Task to carry out —
Copy out every line from the records that includes "this".
......
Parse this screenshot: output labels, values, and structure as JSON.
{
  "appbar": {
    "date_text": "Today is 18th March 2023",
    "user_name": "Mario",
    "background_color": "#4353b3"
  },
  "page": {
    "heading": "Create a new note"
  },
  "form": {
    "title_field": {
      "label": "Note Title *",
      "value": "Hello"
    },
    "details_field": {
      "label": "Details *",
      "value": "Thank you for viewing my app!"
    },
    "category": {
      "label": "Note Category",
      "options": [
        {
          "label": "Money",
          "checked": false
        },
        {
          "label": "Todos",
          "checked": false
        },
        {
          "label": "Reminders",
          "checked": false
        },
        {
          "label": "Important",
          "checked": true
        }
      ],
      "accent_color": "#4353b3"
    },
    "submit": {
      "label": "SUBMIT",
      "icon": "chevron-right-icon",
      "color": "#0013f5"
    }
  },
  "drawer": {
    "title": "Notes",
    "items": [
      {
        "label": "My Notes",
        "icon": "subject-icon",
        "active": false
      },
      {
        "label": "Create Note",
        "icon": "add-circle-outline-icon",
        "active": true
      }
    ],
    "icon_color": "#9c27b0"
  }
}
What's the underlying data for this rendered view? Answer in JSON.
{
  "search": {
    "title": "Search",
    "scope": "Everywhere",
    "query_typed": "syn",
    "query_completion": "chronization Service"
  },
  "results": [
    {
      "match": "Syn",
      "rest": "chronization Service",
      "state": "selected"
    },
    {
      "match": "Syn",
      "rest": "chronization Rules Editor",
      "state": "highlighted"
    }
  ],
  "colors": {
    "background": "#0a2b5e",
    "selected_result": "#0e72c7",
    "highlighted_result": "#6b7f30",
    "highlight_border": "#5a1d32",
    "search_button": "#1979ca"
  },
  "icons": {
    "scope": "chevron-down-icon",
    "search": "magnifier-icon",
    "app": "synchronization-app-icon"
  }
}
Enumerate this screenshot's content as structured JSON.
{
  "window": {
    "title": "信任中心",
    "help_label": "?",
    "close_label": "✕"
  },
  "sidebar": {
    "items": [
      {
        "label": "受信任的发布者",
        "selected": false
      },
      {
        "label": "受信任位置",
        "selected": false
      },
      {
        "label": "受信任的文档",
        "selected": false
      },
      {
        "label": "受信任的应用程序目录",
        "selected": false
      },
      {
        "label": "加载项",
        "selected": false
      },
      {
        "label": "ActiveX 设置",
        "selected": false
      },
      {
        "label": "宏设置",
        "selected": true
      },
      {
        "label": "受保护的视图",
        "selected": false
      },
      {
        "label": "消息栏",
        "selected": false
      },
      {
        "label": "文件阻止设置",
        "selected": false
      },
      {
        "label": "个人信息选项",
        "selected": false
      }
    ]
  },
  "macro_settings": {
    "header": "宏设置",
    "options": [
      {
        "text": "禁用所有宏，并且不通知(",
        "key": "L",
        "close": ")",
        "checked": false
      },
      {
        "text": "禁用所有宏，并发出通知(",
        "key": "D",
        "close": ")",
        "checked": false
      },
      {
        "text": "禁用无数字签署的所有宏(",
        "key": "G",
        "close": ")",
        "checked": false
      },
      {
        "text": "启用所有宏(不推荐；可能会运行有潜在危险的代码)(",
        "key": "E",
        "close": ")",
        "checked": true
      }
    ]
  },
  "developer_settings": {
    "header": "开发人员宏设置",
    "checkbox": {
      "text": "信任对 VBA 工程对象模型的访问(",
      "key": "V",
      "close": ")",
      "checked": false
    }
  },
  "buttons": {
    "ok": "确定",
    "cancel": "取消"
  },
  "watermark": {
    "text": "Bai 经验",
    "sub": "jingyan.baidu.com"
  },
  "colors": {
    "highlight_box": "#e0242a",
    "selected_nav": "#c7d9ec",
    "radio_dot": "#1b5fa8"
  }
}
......
Expected answer —
Parse this screenshot: output labels, values, and structure as JSON.
What's the underlying data for this rendered view? Answer in JSON.
Enumerate this screenshot's content as structured JSON.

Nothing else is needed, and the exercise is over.